- _REQUIREMENT_: Look through the listing underneath for "видов", and copy every line that has it.
---+---
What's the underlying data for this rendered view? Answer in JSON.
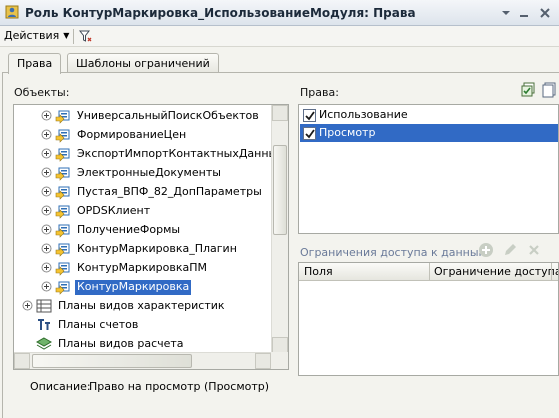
{
  "window": {
    "title": "Роль КонтурМаркировка_ИспользованиеМодуля: Права",
    "app_icon": "role-icon",
    "controls": [
      "menu-icon",
      "minimize-icon",
      "close-icon"
    ]
  },
  "toolbar": {
    "actions_label": "Действия",
    "filter_icon": "filter-icon"
  },
  "tabs": [
    {
      "label": "Права",
      "active": true
    },
    {
      "label": "Шаблоны ограничений",
      "active": false
    }
  ],
  "objects": {
    "label": "Объекты:",
    "items": [
      {
        "label": "УниверсальныйПоискОбъектов",
        "icon": "common-module-icon",
        "expandable": true,
        "selected": false
      },
      {
        "label": "ФормированиеЦен",
        "icon": "common-module-icon",
        "expandable": true,
        "selected": false
      },
      {
        "label": "ЭкспортИмпортКонтактныхДанныхОб",
        "icon": "common-module-icon",
        "expandable": true,
        "selected": false
      },
      {
        "label": "ЭлектронныеДокументы",
        "icon": "common-module-icon",
        "expandable": true,
        "selected": false
      },
      {
        "label": "Пустая_ВПФ_82_ДопПараметры",
        "icon": "common-module-icon",
        "expandable": true,
        "selected": false
      },
      {
        "label": "OPDSКлиент",
        "icon": "common-module-icon",
        "expandable": true,
        "selected": false
      },
      {
        "label": "ПолучениеФормы",
        "icon": "common-module-icon",
        "expandable": true,
        "selected": false
      },
      {
        "label": "КонтурМаркировка_Плагин",
        "icon": "common-module-icon",
        "expandable": true,
        "selected": false
      },
      {
        "label": "КонтурМаркировкаПМ",
        "icon": "common-module-icon",
        "expandable": true,
        "selected": false
      },
      {
        "label": "КонтурМаркировка",
        "icon": "common-module-icon",
        "expandable": true,
        "selected": true
      },
      {
        "label": "Планы видов характеристик",
        "icon": "chart-of-characteristics-icon",
        "expandable": true,
        "selected": false
      },
      {
        "label": "Планы счетов",
        "icon": "chart-of-accounts-icon",
        "expandable": false,
        "selected": false
      },
      {
        "label": "Планы видов расчета",
        "icon": "chart-of-calculation-icon",
        "expandable": false,
        "selected": false
      }
    ]
  },
  "rights": {
    "label": "Права:",
    "items": [
      {
        "label": "Использование",
        "checked": true,
        "selected": false
      },
      {
        "label": "Просмотр",
        "checked": true,
        "selected": true
      }
    ],
    "toolbar_icons": [
      "set-all-rights-icon",
      "copy-rights-icon"
    ]
  },
  "restrictions": {
    "label": "Ограничения доступа к данным:",
    "toolbar_icons": [
      "add-icon",
      "edit-icon",
      "delete-icon"
    ],
    "columns": [
      "Поля",
      "Ограничение доступа"
    ],
    "rows": []
  },
  "description": {
    "label": "Описание:",
    "text": "Право на просмотр (Просмотр)"
  },
  "colors": {
    "selection": "#316ac5",
    "module_icon_blue": "#2f6fb5",
    "module_icon_yellow": "#f5c330"
  }
}
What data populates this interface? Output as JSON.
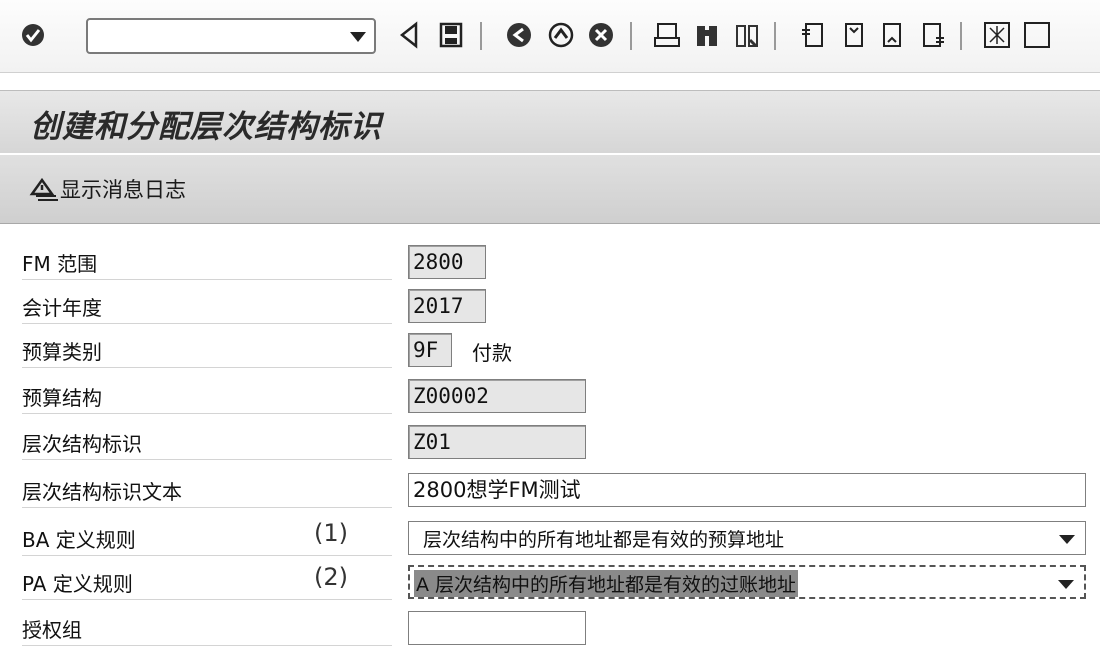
{
  "toolbar": {
    "command_value": "",
    "icons": [
      "enter-icon",
      "back-icon",
      "save-icon",
      "exit-icon",
      "cancel-icon",
      "print-icon",
      "find-icon",
      "find-next-icon",
      "first-page-icon",
      "previous-page-icon",
      "next-page-icon",
      "last-page-icon",
      "layout-icon"
    ]
  },
  "title": "创建和分配层次结构标识",
  "app_toolbar": {
    "show_log_label": "显示消息日志"
  },
  "form": {
    "fm_area": {
      "label": "FM 范围",
      "value": "2800"
    },
    "fiscal_year": {
      "label": "会计年度",
      "value": "2017"
    },
    "budget_category": {
      "label": "预算类别",
      "value": "9F",
      "text": "付款"
    },
    "budget_structure": {
      "label": "预算结构",
      "value": "Z00002"
    },
    "hierarchy_id": {
      "label": "层次结构标识",
      "value": "Z01"
    },
    "hierarchy_text": {
      "label": "层次结构标识文本",
      "value": "2800想学FM测试"
    },
    "ba_rule": {
      "label": "BA 定义规则",
      "note": "(1)",
      "value": "层次结构中的所有地址都是有效的预算地址"
    },
    "pa_rule": {
      "label": "PA 定义规则",
      "note": "(2)",
      "value": "A 层次结构中的所有地址都是有效的过账地址"
    },
    "auth_group": {
      "label": "授权组",
      "value": ""
    }
  }
}
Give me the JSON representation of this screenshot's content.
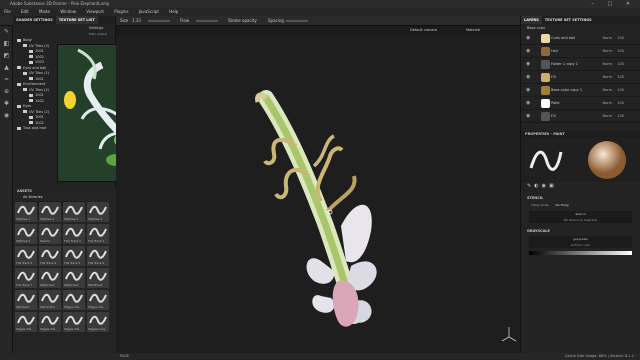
{
  "window": {
    "title": "Adobe Substance 3D Painter - Pink ElephantLump",
    "controls": [
      "–",
      "□",
      "✕"
    ]
  },
  "menu": [
    "File",
    "Edit",
    "Mode",
    "Window",
    "Viewport",
    "Plugins",
    "JavaScript",
    "Help"
  ],
  "toolbar": {
    "size": "1.33",
    "flow": "Flow",
    "stroke_opacity": "Stroke opacity",
    "spacing": "Spacing"
  },
  "left_tabs": {
    "shader_settings": "SHADER SETTINGS",
    "texture_set_list": "TEXTURE SET LIST",
    "settings": "Settings",
    "main_shader": "Main shader"
  },
  "texture_sets": [
    {
      "level": 1,
      "label": "Body"
    },
    {
      "level": 2,
      "label": "UV Tiles (3)"
    },
    {
      "level": 3,
      "label": "1001"
    },
    {
      "level": 3,
      "label": "1002"
    },
    {
      "level": 3,
      "label": "1003"
    },
    {
      "level": 1,
      "label": "Eyes and ball"
    },
    {
      "level": 2,
      "label": "UV Tiles (1)"
    },
    {
      "level": 3,
      "label": "1001"
    },
    {
      "level": 1,
      "label": "Environment"
    },
    {
      "level": 2,
      "label": "UV Tiles (2)"
    },
    {
      "level": 3,
      "label": "1001"
    },
    {
      "level": 3,
      "label": "1002"
    },
    {
      "level": 1,
      "label": "Eyes"
    },
    {
      "level": 2,
      "label": "UV Tiles (2)"
    },
    {
      "level": 3,
      "label": "1001"
    },
    {
      "level": 3,
      "label": "1002"
    },
    {
      "level": 1,
      "label": "Tusk and hair"
    }
  ],
  "assets": {
    "title": "ASSETS",
    "all_libraries": "All libraries",
    "search": "brush"
  },
  "brushes": [
    "Stitches 1",
    "Stitches 2",
    "Stitches 3",
    "Stitches 4",
    "Stitches 5",
    "Swarm",
    "Thin Track 1",
    "The Track 2",
    "The Track 3",
    "The Track 4",
    "The Track 5",
    "The Track 6",
    "The Track 7",
    "Watercolor",
    "Watercolor",
    "Wet Brush",
    "Wet Hard",
    "Wet Soft A",
    "Wiggle Tile",
    "Wiggle Tile",
    "Wiggle Tile",
    "Wiggle Tile",
    "Wiggle Tile",
    "Wiggle Long"
  ],
  "viewport": {
    "camera": "Default camera",
    "mode": "Material"
  },
  "layers_panel": {
    "tabs": [
      "LAYERS",
      "TEXTURE SET SETTINGS"
    ],
    "blend": "Base color",
    "layers": [
      {
        "name": "Curls and ball",
        "blend": "Norm",
        "opacity": "100",
        "color": "#e8d7a8"
      },
      {
        "name": "Hair",
        "blend": "Norm",
        "opacity": "100",
        "color": "#8c6a3a"
      },
      {
        "name": "Folder 1 copy 1",
        "blend": "Norm",
        "opacity": "100",
        "color": "#555555"
      },
      {
        "name": "Fill",
        "blend": "Norm",
        "opacity": "100",
        "color": "#c9b069"
      },
      {
        "name": "Base color copy 1",
        "blend": "Norm",
        "opacity": "100",
        "color": "#a07e3c"
      },
      {
        "name": "Paint",
        "blend": "Norm",
        "opacity": "100",
        "color": "#ffffff"
      },
      {
        "name": "Fill",
        "blend": "Norm",
        "opacity": "100",
        "color": "#555555"
      }
    ]
  },
  "properties": {
    "title": "PROPERTIES - PAINT",
    "stencil_section": "STENCIL",
    "tiling_label": "Tiling mode",
    "tiling_value": "No Tiling",
    "stencil_label": "Stencil",
    "stencil_value": "No Resource Selected",
    "grayscale_section": "GRAYSCALE",
    "grayscale_label": "grayscale",
    "grayscale_value": "uniform color"
  },
  "status": {
    "left": "PAGE",
    "right": "Cache Disk Usage:  88%  |  Version: 8.1.1"
  }
}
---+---
- _PROBLEM SOLUTION_:
        "label": "Планы видов характеристик",
        "label": "Планы видов расчета",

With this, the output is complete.